The landlord and tenant may have different motivations to engage in conservation practices. Landlords want to protect their assets, while the tenants might have greater current income as their most important consideration. Both parties will have different views, but it is important to come to a consensus on some conservation goals. Do you want to prevent rill erosion or sheet erosion? Do you want to provide more or better habitat for wildlife? Do you want to protect nearby waterways? Be specific with your conservation goals.
After setting common goals, begin planning and deciding what conservation practices will achieve those goals. You can use this article as a tool to help you think about different options for conservation practices that can improve your rented land.
Choosing conservation practices, landlord and tenant both decide
A first step in planning for conservation practices is deciding who will bear the costs. Often the conservation practices benefit the landlord, but in certain cases the tenant also will benefit due to factors such as improved yields, easier farming conditions and less potential for water damage.
Not all conservation practice costs and benefits are associated solely with the landlord and tenant. The costs of environmental degradation, such as erosion, are borne by society in general. Costs for cleaning waterways, increased turbidity in the water and nutrient contamination are directly associated with soil erosion, but neither the tenant nor the landlord bears these costs.
The second step in planning for conservation practice implementation is to determine if there are any cost share funds available for the practice. For some practices, a considerable portion of the fixed costs can be paid with cost share funds. The amount of funding depends upon the practice. Also, the amount of funds available varies by county.
Dividing costs of conservation practices between landlord, tenant
After the final costs have been estimated, it must be determined how the costs will be divided between the tenant and the landlord. This is often where the most difficulty arises. Should the tenant or the landlord pay for the costs of conservation practices? What if the costs were divided and the lease is terminated? What is a reasonable time to prorate the tenant's costs? How much will the tenant be reimbursed for employing the practice? These and many similar questions need to be addressed and spelled out in the lease.
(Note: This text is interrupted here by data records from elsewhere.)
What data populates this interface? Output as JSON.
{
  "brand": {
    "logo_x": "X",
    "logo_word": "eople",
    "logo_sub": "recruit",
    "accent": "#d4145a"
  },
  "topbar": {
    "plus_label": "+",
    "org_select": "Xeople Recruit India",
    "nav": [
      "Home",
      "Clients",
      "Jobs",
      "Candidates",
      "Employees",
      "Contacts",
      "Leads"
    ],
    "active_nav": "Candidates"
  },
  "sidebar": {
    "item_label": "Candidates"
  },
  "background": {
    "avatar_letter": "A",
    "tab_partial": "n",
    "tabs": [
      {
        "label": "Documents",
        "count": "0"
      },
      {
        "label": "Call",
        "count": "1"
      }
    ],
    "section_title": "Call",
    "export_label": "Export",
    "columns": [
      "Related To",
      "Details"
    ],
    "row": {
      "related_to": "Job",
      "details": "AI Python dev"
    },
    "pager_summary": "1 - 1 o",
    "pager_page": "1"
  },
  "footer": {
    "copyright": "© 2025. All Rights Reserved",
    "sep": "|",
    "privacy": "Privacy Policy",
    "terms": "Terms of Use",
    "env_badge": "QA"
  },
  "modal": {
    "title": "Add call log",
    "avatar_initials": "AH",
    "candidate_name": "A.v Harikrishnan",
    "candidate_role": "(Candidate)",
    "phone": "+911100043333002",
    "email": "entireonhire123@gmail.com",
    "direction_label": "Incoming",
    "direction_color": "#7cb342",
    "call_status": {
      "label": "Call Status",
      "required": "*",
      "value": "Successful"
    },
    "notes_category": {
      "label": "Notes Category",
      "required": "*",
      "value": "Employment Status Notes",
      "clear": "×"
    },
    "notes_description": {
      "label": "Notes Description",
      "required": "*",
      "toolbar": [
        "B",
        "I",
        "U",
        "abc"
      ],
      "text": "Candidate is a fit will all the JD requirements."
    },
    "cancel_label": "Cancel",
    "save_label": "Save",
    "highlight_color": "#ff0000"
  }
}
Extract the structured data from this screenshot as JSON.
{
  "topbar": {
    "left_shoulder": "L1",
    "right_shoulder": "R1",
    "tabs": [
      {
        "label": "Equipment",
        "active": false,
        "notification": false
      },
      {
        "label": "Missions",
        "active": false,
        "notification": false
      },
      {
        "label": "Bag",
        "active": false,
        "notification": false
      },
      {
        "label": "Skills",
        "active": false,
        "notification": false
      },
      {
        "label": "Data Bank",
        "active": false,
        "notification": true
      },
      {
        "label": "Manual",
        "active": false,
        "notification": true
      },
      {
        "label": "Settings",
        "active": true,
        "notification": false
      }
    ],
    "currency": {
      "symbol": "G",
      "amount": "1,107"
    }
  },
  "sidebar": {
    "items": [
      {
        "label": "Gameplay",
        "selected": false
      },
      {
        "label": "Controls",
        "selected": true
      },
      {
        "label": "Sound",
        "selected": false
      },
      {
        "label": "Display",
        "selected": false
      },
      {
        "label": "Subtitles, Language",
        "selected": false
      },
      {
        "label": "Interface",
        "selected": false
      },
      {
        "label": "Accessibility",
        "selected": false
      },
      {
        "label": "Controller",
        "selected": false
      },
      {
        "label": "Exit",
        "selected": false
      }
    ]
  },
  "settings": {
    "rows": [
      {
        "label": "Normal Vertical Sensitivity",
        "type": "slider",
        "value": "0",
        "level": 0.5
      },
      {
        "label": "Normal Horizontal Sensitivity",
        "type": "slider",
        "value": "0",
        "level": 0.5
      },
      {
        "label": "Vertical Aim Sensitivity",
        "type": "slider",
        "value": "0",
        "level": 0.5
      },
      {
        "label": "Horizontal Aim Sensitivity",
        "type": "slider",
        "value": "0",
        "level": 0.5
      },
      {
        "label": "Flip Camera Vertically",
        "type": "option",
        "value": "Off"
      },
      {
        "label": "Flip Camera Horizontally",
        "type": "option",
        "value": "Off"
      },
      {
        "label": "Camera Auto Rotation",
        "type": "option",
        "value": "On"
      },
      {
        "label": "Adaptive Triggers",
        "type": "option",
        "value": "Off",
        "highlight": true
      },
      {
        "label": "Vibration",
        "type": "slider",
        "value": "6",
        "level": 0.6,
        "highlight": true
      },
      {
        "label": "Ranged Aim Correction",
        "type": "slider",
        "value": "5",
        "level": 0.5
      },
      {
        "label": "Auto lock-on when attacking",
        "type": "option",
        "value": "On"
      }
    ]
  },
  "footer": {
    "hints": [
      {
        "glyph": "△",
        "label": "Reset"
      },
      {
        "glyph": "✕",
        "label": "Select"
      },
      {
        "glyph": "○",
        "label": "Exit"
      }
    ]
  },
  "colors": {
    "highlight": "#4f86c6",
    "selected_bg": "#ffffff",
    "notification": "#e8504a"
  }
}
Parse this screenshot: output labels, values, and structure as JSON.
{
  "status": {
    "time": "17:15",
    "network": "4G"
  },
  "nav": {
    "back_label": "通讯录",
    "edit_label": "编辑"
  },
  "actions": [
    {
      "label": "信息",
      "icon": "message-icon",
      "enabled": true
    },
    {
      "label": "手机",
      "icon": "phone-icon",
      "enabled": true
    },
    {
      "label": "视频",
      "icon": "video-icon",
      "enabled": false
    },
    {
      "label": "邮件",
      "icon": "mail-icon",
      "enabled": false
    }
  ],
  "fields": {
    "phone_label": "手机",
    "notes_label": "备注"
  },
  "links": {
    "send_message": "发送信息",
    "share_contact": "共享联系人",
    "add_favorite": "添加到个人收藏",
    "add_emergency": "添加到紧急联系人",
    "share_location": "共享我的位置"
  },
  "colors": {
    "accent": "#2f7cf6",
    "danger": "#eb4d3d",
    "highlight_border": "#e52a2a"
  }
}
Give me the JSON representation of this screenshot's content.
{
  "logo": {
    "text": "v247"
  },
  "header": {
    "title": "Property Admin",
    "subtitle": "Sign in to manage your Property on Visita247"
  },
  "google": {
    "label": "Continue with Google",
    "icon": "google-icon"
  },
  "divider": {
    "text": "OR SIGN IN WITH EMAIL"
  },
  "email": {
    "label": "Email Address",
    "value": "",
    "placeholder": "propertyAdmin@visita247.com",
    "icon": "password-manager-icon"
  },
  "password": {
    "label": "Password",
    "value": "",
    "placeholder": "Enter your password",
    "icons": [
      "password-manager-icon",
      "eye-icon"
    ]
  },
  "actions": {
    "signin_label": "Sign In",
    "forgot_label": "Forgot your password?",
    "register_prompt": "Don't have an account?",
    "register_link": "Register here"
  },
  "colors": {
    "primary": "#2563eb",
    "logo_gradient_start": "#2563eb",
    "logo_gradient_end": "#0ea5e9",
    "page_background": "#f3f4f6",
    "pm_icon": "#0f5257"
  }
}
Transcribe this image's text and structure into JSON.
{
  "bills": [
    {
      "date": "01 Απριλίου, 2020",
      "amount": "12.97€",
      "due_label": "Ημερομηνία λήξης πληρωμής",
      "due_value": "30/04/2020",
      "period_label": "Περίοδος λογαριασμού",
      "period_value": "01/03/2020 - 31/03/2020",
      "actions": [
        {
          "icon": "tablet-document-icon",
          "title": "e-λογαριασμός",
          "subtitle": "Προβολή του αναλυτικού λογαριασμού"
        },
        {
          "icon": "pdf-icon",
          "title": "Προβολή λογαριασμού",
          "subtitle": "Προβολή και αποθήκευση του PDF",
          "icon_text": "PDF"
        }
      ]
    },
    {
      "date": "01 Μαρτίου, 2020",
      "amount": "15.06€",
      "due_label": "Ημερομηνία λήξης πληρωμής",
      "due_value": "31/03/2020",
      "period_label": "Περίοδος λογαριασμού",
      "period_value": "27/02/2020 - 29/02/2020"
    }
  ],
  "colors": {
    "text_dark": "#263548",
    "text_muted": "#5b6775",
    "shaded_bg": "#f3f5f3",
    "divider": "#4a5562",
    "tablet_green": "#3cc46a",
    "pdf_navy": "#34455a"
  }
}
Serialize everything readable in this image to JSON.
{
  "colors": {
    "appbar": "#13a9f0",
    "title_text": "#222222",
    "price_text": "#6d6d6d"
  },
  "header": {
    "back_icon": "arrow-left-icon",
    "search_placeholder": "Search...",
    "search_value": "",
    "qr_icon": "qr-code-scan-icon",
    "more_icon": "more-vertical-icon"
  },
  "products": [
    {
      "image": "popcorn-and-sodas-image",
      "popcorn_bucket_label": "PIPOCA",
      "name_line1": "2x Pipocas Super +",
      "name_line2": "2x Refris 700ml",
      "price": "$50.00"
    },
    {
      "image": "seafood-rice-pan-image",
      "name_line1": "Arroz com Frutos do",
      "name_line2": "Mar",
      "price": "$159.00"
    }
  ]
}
Economic theory would suggest that whoever bears the cost should receive the benefit. However, this logic does not necessarily apply to cost division of conservation practices. The tenant and the landlord must communicate about their joint goals and the outcome of the practices.
USDA's Natural Resources and Conservation Service, or NRCS, personnel have information about specific conservation practices and can help develop a conservation plan for the farm. Information about general lease provisions affecting what conservation practices you use can be found on the ISU Ag Decision Maker website in AgDM File C2-01, "Improving your Farm Lease Contract". Sources of additional conservation practice information for landlords include the Iowa Department of Agriculture & Land Stewardship, Iowa Department of Natural Resources, the Natural Heritage Foundation, the Drake Agricultural Law Center and American Farmland Trust.
This report was prepared with support from the Iowa State University Iowa Learning Farms Project and the Leopold Center for Sustainable Agriculture.